*How to complete this task*.
Determine the number of lines of the records below that include "Información". Respond with the number and no other text.

Component data from apps and pages:
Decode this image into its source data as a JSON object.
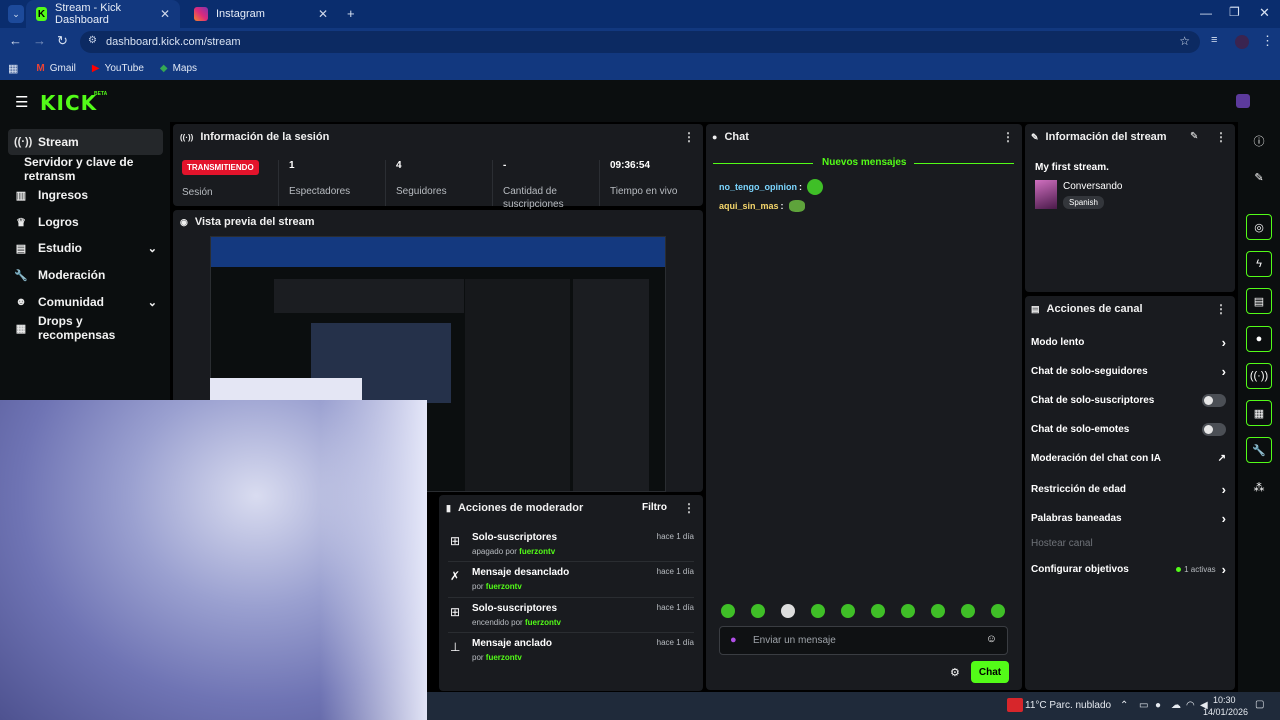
{
  "browser": {
    "tabs": [
      {
        "title": "Stream - Kick Dashboard",
        "icon": "kick-icon"
      },
      {
        "title": "Instagram",
        "icon": "instagram-icon"
      }
    ],
    "url": "dashboard.kick.com/stream",
    "bookmarks": [
      {
        "label": "Gmail",
        "icon": "gmail-icon"
      },
      {
        "label": "YouTube",
        "icon": "youtube-icon"
      },
      {
        "label": "Maps",
        "icon": "maps-icon"
      }
    ]
  },
  "header": {
    "logo": "KICK",
    "logo_badge": "BETA"
  },
  "sidebar": {
    "items": [
      {
        "label": "Stream",
        "icon": "broadcast-icon"
      },
      {
        "label": "Servidor y clave de retransm",
        "icon": ""
      },
      {
        "label": "Ingresos",
        "icon": "chart-icon"
      },
      {
        "label": "Logros",
        "icon": "trophy-icon"
      },
      {
        "label": "Estudio",
        "icon": "studio-icon"
      },
      {
        "label": "Moderación",
        "icon": "wrench-icon"
      },
      {
        "label": "Comunidad",
        "icon": "community-icon"
      },
      {
        "label": "Drops y recompensas",
        "icon": "drops-icon"
      }
    ]
  },
  "session": {
    "title": "Información de la sesión",
    "badge": "TRANSMITIENDO",
    "badge_label": "Sesión",
    "stats": [
      {
        "value": "1",
        "label": "Espectadores"
      },
      {
        "value": "4",
        "label": "Seguidores"
      },
      {
        "value": "-",
        "label": "Cantidad de suscripciones"
      },
      {
        "value": "09:36:54",
        "label": "Tiempo en vivo"
      }
    ]
  },
  "preview": {
    "title": "Vista previa del stream"
  },
  "chat": {
    "title": "Chat",
    "divider": "Nuevos mensajes",
    "messages": [
      {
        "user": "no_tengo_opinion",
        "text": ":"
      },
      {
        "user": "aqui_sin_mas",
        "text": ":"
      }
    ],
    "input_placeholder": "Enviar un mensaje",
    "send_label": "Chat"
  },
  "stream_info": {
    "title": "Información del stream",
    "stream_title": "My first stream.",
    "category": "Conversando",
    "language": "Spanish"
  },
  "channel_actions": {
    "title": "Acciones de canal",
    "items": [
      {
        "label": "Modo lento",
        "control": "arrow"
      },
      {
        "label": "Chat de solo-seguidores",
        "control": "arrow"
      },
      {
        "label": "Chat de solo-suscriptores",
        "control": "toggle"
      },
      {
        "label": "Chat de solo-emotes",
        "control": "toggle"
      },
      {
        "label": "Moderación del chat con IA",
        "control": "external"
      },
      {
        "label": "Restricción de edad",
        "control": "arrow"
      },
      {
        "label": "Palabras baneadas",
        "control": "arrow"
      },
      {
        "label": "Hostear canal",
        "control": "none"
      },
      {
        "label": "Configurar objetivos",
        "control": "arrow",
        "extra": "1 activas"
      }
    ]
  },
  "mod_actions": {
    "title": "Acciones de moderador",
    "filter": "Filtro",
    "items": [
      {
        "title": "Solo-suscriptores",
        "prefix": "apagado por",
        "user": "fuerzontv",
        "time": "hace 1 día",
        "icon": "gift-icon"
      },
      {
        "title": "Mensaje desanclado",
        "prefix": "por",
        "user": "fuerzontv",
        "time": "hace 1 día",
        "icon": "unpin-icon"
      },
      {
        "title": "Solo-suscriptores",
        "prefix": "encendido por",
        "user": "fuerzontv",
        "time": "hace 1 día",
        "icon": "gift-icon"
      },
      {
        "title": "Mensaje anclado",
        "prefix": "por",
        "user": "fuerzontv",
        "time": "hace 1 día",
        "icon": "pin-icon"
      }
    ]
  },
  "taskbar": {
    "weather": "11°C  Parc. nublado",
    "time": "10:30",
    "date": "14/01/2026"
  },
  "colors": {
    "accent": "#53fc18",
    "panel": "#191b1f",
    "live": "#e3132b"
  }
}
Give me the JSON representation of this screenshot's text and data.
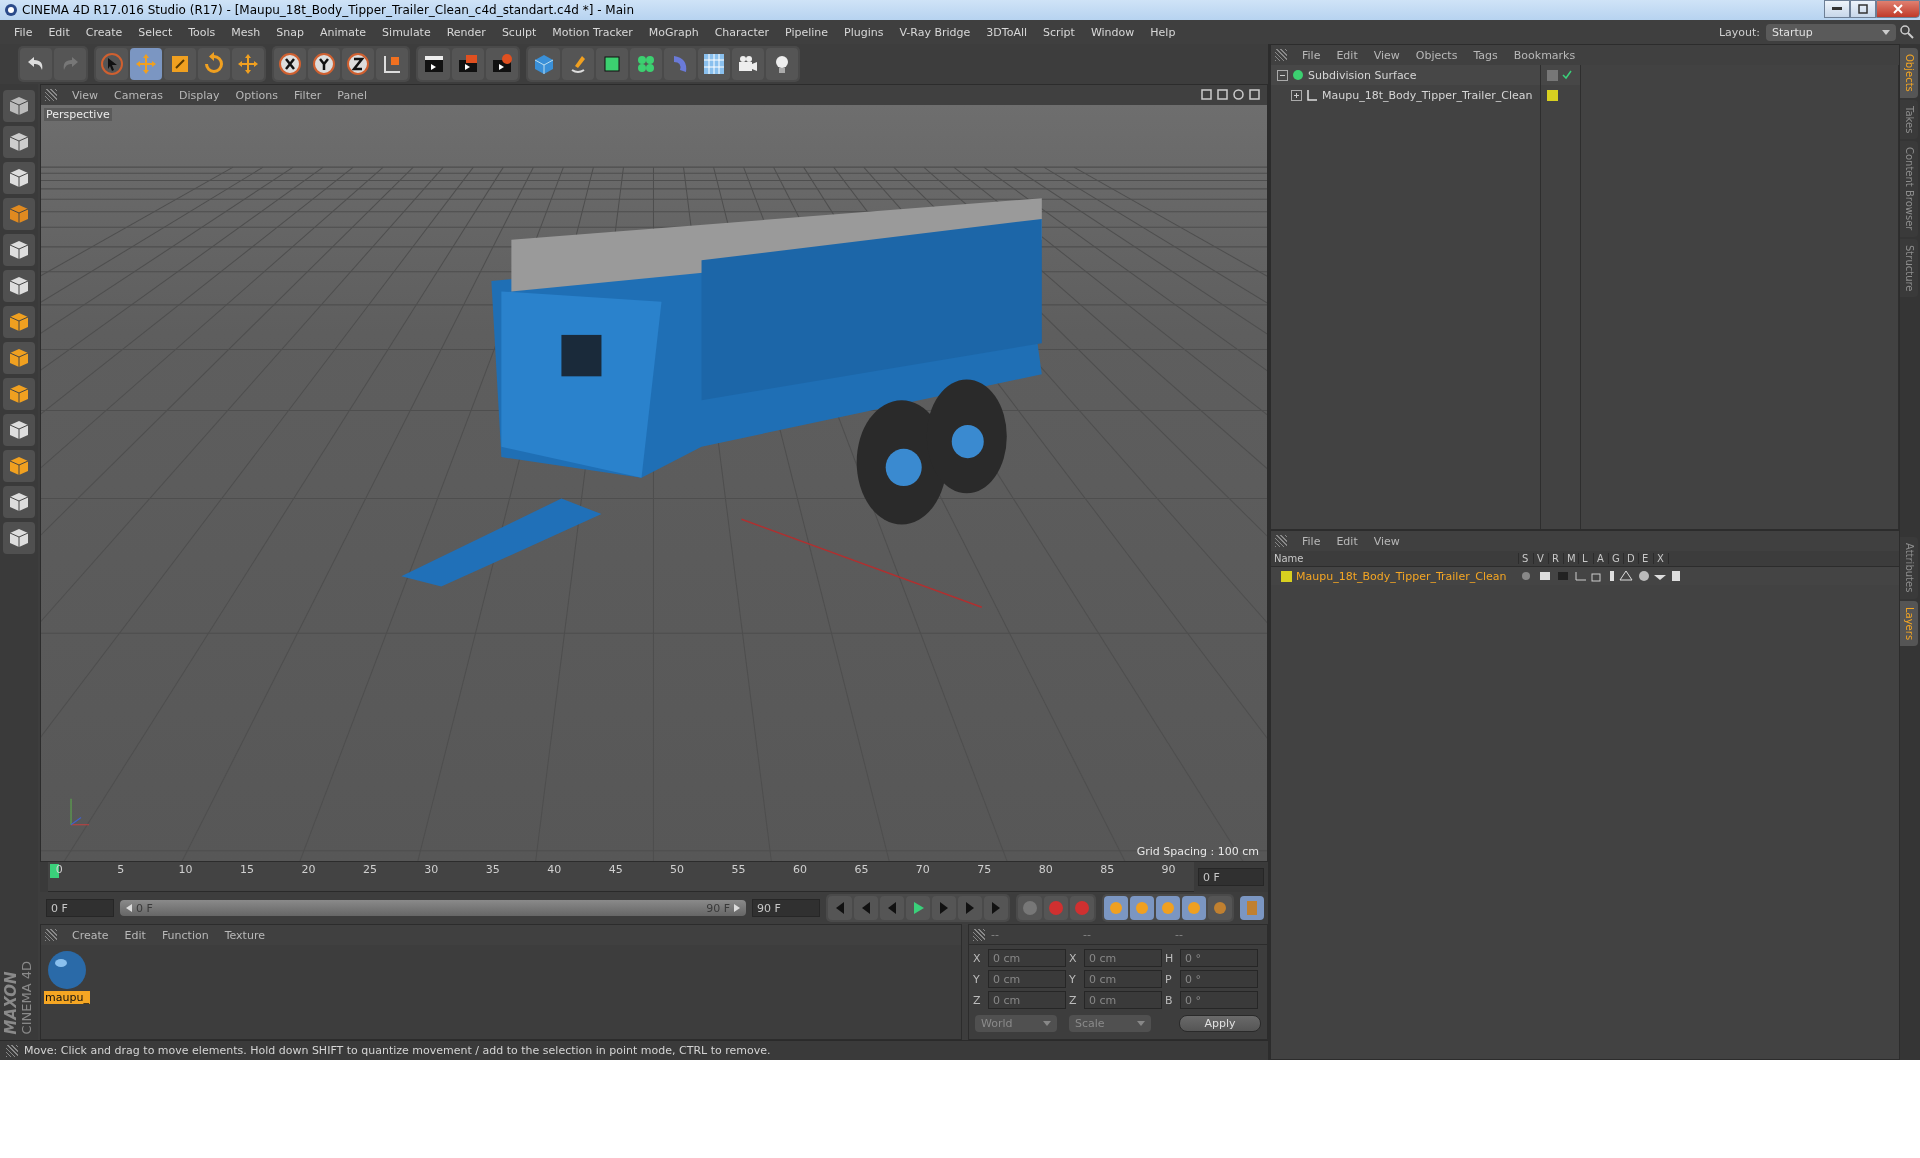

*Written answer*.
2